[Provided material Boundary: Start]

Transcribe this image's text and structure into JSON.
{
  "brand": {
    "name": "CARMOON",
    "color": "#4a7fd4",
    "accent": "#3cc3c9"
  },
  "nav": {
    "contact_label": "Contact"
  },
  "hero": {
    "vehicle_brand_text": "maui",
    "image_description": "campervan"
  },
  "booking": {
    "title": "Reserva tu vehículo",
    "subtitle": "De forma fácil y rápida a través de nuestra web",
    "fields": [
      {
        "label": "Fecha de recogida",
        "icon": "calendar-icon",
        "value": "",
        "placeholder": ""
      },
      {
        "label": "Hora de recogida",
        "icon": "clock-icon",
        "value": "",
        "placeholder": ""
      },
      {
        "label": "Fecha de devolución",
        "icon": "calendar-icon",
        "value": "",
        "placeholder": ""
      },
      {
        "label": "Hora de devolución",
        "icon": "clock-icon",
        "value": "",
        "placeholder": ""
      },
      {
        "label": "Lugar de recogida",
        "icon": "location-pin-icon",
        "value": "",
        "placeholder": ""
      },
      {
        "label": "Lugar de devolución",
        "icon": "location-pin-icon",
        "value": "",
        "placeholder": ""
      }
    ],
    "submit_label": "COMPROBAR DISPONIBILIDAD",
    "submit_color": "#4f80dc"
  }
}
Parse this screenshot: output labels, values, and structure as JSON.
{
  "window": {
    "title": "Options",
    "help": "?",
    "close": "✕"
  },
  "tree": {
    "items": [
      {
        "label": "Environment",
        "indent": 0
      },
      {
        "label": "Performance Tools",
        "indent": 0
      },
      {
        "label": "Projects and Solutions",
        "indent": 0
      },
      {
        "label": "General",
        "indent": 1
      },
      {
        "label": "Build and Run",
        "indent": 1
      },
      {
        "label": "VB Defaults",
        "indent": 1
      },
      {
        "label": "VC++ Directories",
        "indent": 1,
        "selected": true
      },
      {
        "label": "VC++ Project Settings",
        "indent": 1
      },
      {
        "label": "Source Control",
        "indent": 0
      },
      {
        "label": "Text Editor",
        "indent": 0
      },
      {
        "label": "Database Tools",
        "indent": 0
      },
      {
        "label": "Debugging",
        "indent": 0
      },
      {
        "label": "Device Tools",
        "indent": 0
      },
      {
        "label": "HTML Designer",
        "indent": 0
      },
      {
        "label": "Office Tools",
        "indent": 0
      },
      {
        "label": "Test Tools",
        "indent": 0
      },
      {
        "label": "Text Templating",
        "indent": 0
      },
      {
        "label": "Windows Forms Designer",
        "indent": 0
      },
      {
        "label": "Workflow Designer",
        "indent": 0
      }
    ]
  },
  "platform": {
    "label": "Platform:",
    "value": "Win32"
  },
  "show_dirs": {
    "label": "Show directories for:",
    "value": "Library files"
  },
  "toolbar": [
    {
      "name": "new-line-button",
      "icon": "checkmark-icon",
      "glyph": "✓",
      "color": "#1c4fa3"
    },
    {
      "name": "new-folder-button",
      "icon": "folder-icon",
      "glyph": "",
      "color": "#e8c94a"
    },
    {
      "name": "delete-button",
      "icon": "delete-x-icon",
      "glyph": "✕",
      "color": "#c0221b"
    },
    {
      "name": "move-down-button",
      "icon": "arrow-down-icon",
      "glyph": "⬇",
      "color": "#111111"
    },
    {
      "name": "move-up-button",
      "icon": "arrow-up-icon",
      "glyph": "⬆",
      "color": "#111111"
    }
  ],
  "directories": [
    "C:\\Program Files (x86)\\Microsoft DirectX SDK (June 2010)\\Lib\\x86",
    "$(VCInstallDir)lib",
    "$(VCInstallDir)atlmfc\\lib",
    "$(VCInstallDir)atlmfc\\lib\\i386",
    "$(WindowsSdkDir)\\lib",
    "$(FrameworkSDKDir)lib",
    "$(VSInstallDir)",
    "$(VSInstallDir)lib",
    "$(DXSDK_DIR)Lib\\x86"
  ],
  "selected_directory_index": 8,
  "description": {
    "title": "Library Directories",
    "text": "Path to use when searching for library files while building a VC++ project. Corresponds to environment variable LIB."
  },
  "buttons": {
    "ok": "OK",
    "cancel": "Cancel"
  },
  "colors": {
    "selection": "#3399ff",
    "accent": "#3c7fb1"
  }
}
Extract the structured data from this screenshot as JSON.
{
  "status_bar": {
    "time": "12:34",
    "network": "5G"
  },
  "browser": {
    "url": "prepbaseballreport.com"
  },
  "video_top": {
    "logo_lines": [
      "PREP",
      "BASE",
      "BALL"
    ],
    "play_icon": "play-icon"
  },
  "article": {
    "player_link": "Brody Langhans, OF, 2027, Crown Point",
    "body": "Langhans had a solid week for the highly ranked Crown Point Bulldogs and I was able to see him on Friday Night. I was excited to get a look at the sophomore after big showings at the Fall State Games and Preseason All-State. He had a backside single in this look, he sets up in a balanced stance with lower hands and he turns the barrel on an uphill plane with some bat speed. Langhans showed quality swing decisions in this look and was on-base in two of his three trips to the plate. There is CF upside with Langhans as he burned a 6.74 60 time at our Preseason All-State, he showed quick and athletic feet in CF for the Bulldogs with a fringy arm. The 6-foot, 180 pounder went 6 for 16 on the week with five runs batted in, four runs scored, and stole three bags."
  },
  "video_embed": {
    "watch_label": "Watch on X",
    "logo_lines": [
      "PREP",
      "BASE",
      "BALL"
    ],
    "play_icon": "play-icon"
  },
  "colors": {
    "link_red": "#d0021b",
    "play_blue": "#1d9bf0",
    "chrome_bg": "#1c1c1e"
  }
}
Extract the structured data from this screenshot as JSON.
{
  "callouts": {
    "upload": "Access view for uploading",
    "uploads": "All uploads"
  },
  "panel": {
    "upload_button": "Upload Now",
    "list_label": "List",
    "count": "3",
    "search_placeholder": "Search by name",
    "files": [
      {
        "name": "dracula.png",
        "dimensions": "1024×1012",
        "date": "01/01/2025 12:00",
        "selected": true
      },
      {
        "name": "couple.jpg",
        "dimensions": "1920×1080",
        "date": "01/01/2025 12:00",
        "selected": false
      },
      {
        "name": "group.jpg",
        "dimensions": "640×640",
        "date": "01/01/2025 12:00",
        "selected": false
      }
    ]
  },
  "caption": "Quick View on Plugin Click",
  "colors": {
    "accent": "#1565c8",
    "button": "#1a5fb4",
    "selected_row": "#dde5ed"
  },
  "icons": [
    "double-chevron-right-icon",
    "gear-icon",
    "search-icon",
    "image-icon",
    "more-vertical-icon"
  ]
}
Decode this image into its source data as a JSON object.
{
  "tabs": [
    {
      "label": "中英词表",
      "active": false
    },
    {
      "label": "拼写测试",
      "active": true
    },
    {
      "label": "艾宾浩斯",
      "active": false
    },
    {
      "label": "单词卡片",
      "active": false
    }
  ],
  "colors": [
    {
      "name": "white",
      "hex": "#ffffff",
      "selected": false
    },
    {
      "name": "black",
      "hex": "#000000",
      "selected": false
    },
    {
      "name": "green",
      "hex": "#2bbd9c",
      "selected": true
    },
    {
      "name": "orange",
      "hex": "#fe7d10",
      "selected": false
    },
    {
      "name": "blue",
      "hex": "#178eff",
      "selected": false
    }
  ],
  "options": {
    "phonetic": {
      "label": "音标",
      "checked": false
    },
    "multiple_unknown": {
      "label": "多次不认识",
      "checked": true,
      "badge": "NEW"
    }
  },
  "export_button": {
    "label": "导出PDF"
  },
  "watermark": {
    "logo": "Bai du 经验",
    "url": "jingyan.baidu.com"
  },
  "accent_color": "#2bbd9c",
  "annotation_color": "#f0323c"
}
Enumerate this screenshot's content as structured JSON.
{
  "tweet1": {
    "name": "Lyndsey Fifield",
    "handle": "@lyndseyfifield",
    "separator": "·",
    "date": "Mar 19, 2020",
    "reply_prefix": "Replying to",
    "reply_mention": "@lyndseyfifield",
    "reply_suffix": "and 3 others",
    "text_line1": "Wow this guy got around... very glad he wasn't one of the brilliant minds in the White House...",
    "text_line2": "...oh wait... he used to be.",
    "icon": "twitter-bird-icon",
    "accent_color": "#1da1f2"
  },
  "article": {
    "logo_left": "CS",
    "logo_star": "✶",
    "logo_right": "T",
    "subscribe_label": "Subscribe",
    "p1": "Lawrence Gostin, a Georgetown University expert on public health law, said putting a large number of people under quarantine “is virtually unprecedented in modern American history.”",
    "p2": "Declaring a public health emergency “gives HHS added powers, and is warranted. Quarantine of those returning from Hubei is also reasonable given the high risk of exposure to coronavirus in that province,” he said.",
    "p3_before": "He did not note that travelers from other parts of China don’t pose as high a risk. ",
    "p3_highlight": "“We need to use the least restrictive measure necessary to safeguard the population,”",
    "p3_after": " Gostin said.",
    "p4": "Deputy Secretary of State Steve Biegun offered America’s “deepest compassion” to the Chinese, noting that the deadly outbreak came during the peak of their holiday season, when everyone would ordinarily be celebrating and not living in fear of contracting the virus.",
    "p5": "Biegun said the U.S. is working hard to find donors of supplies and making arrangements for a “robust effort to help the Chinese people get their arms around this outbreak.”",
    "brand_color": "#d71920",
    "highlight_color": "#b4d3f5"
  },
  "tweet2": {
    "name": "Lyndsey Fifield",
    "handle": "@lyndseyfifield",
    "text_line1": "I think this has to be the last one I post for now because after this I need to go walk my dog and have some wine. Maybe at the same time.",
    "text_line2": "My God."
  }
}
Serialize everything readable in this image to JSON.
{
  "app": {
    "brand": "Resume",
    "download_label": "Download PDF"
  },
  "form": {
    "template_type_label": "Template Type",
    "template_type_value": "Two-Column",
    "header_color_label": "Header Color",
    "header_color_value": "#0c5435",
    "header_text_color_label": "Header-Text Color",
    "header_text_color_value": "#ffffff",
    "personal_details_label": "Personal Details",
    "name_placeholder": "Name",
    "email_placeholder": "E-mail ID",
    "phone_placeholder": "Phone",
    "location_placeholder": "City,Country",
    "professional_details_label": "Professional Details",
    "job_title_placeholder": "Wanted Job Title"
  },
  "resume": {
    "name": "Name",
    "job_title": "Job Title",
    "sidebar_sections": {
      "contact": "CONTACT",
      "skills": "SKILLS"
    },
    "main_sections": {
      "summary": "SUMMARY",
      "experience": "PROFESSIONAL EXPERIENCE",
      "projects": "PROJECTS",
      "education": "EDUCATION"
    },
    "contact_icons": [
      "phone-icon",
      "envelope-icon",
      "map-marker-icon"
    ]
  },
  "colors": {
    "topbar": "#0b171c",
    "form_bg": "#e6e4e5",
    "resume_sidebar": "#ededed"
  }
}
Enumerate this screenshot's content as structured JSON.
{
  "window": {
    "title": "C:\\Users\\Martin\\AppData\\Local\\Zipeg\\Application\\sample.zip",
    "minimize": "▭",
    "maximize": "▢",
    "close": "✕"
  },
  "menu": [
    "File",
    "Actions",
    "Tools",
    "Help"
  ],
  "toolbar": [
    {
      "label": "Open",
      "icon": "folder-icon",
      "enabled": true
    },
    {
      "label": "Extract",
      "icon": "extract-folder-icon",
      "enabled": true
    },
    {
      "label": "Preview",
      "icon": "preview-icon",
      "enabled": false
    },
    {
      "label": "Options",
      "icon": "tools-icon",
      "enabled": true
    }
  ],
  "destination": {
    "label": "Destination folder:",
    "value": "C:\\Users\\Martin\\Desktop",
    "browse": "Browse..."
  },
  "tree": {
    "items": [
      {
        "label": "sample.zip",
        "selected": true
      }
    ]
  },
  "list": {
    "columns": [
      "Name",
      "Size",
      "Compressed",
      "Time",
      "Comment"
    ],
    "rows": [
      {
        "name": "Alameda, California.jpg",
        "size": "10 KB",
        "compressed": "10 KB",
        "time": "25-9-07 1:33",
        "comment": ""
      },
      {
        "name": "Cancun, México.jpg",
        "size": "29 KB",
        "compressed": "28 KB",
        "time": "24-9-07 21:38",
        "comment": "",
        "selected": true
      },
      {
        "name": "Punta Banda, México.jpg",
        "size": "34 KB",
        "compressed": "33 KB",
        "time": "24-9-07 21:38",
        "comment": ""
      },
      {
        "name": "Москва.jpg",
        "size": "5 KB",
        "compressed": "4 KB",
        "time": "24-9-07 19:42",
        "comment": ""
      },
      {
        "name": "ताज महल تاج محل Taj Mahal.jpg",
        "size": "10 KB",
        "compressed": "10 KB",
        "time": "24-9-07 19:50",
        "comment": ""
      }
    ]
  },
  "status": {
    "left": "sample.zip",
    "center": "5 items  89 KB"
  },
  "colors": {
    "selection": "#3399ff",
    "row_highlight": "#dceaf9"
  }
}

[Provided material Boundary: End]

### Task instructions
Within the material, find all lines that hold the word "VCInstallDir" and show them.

### Task response
    "$(VCInstallDir)lib",
    "$(VCInstallDir)atlmfc\\lib",
    "$(VCInstallDir)atlmfc\\lib\\i386",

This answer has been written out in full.